⎯ Size of windows, especially bedroom windows
⎯ General Condition of the roof and its materials
⎯ Indication of environmental hazards
⎯ Electrical and heating
⎯ Any lead-based paint
Keep in mind that these are only a few of the many things that the FHA appraiser looks at during the appraisal process. Here are the mandatory things that the FHA appraiser must request repair on:
- Broken doors and windows
- Structural complications like a sinking structure foundation or such like damage to the foundation
- Roofs with over 3 layers of gravel or leaking roofs
- Poor drainage system such as damaged or blocked gutters and all else that contributes to water stagnation within the house and its surroundings
As is evidence from this list, it all boils down to the safety and unassailability of the property to ensure the lender is giving out money for a safe and secure home. Lenders want to minimize the odds of getting the property back after financing due to major deficiencies such as those mentioned above. This doesn’t however mean that the list is exhaustive because appraising can be region specific; you shouldn’t be surprised if the FHA appraiser requests for additional repairs.
Note that the appraiser is not the lender but a third party whose main job is to determine the real value of the property so that it can qualify for FHA mortgage insurance. In most cases, the appraiser will use a home that is within a one mile radius to appraise a given property. The value obtained is then used to figure the total amount of FHA insurable mortgage loan.
The role of FHA is to insure the mortgage from the lender and because they are the ones offering insurance for the mortgage, they want to ensure the home is safe and sound.
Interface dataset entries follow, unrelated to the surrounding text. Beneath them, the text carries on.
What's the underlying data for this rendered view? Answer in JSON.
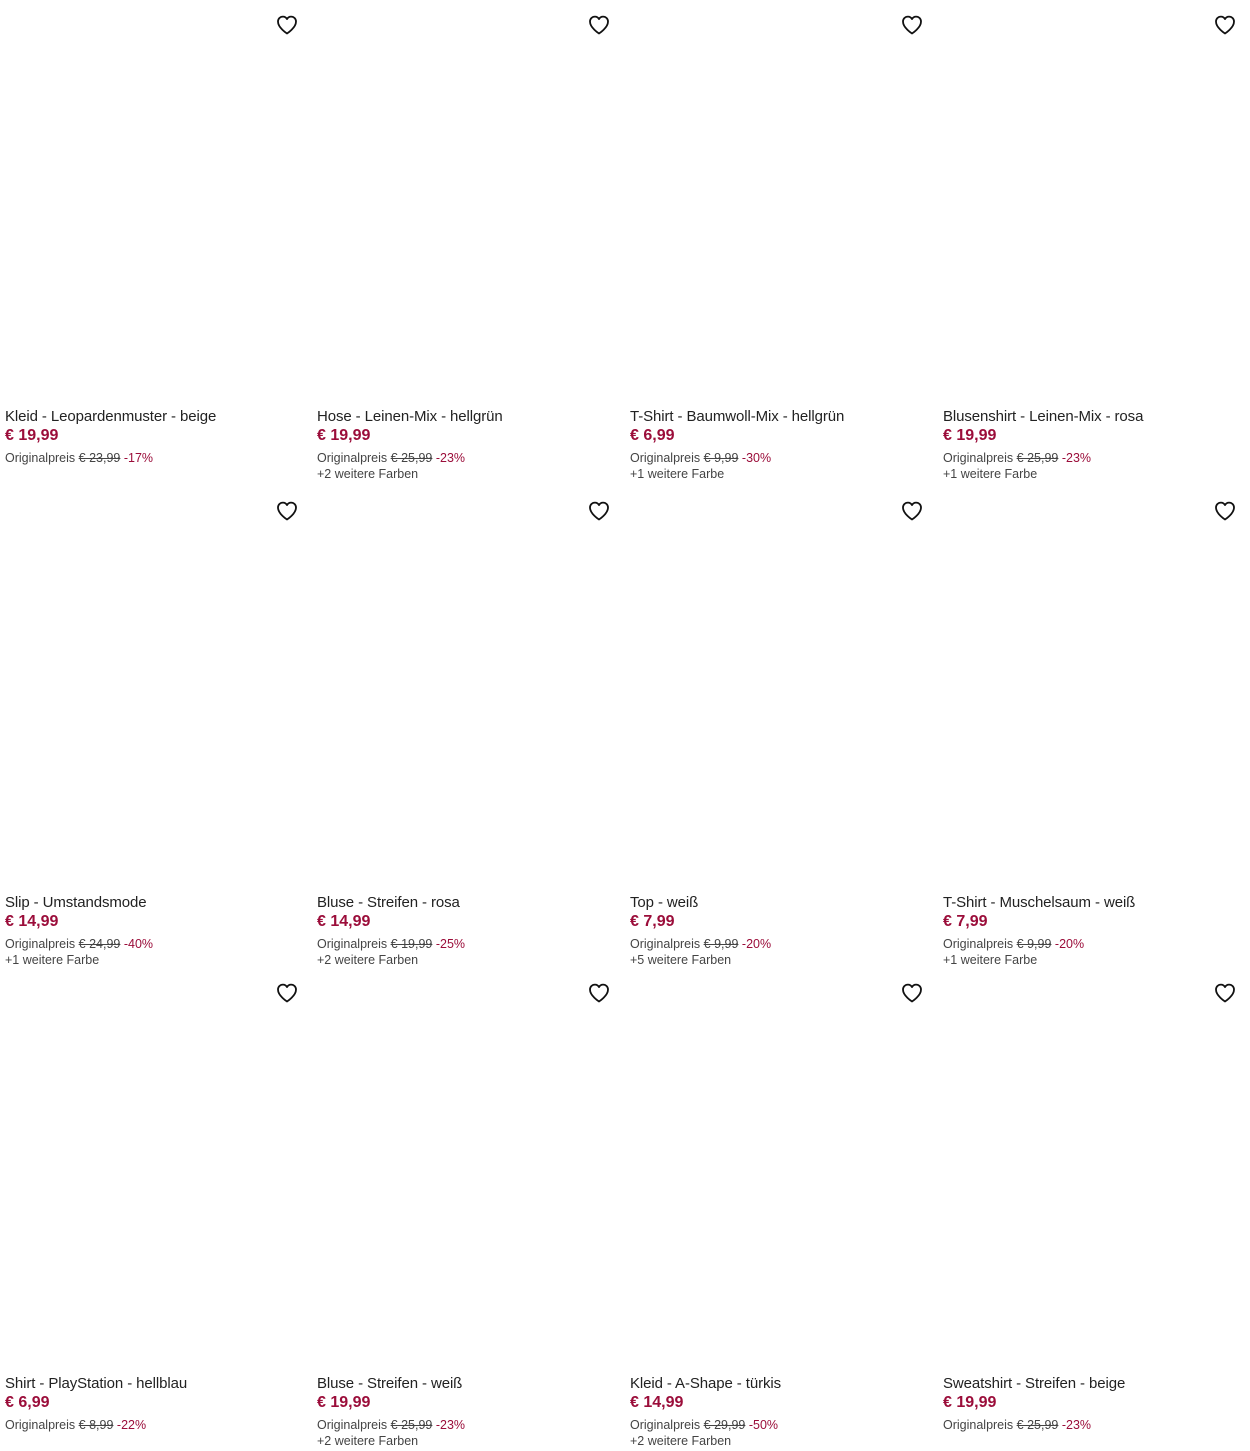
{
  "products": [
    {
      "title": "Kleid - Leopardenmuster - beige",
      "price": "€ 19,99",
      "orig_label": "Originalpreis",
      "orig_price": "€ 23,99",
      "discount": "-17%",
      "colors": ""
    },
    {
      "title": "Hose - Leinen-Mix - hellgrün",
      "price": "€ 19,99",
      "orig_label": "Originalpreis",
      "orig_price": "€ 25,99",
      "discount": "-23%",
      "colors": "+2 weitere Farben"
    },
    {
      "title": "T-Shirt - Baumwoll-Mix - hellgrün",
      "price": "€ 6,99",
      "orig_label": "Originalpreis",
      "orig_price": "€ 9,99",
      "discount": "-30%",
      "colors": "+1 weitere Farbe"
    },
    {
      "title": "Blusenshirt - Leinen-Mix - rosa",
      "price": "€ 19,99",
      "orig_label": "Originalpreis",
      "orig_price": "€ 25,99",
      "discount": "-23%",
      "colors": "+1 weitere Farbe"
    },
    {
      "title": "Slip - Umstandsmode",
      "price": "€ 14,99",
      "orig_label": "Originalpreis",
      "orig_price": "€ 24,99",
      "discount": "-40%",
      "colors": "+1 weitere Farbe"
    },
    {
      "title": "Bluse - Streifen - rosa",
      "price": "€ 14,99",
      "orig_label": "Originalpreis",
      "orig_price": "€ 19,99",
      "discount": "-25%",
      "colors": "+2 weitere Farben"
    },
    {
      "title": "Top - weiß",
      "price": "€ 7,99",
      "orig_label": "Originalpreis",
      "orig_price": "€ 9,99",
      "discount": "-20%",
      "colors": "+5 weitere Farben"
    },
    {
      "title": "T-Shirt - Muschelsaum - weiß",
      "price": "€ 7,99",
      "orig_label": "Originalpreis",
      "orig_price": "€ 9,99",
      "discount": "-20%",
      "colors": "+1 weitere Farbe"
    },
    {
      "title": "Shirt - PlayStation - hellblau",
      "price": "€ 6,99",
      "orig_label": "Originalpreis",
      "orig_price": "€ 8,99",
      "discount": "-22%",
      "colors": ""
    },
    {
      "title": "Bluse - Streifen - weiß",
      "price": "€ 19,99",
      "orig_label": "Originalpreis",
      "orig_price": "€ 25,99",
      "discount": "-23%",
      "colors": "+2 weitere Farben"
    },
    {
      "title": "Kleid - A-Shape - türkis",
      "price": "€ 14,99",
      "orig_label": "Originalpreis",
      "orig_price": "€ 29,99",
      "discount": "-50%",
      "colors": "+2 weitere Farben"
    },
    {
      "title": "Sweatshirt - Streifen - beige",
      "price": "€ 19,99",
      "orig_label": "Originalpreis",
      "orig_price": "€ 25,99",
      "discount": "-23%",
      "colors": ""
    }
  ],
  "colors": {
    "price": "#9b0d3a",
    "text": "#222222"
  },
  "icons": {
    "favorite": "heart-outline-icon"
  }
}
This is a win-win situation for both the lender and buyer because the lender is assured that if anything goes wrong they will get their cash back and the buyer is sure that the property is safe and sound for human occupancy.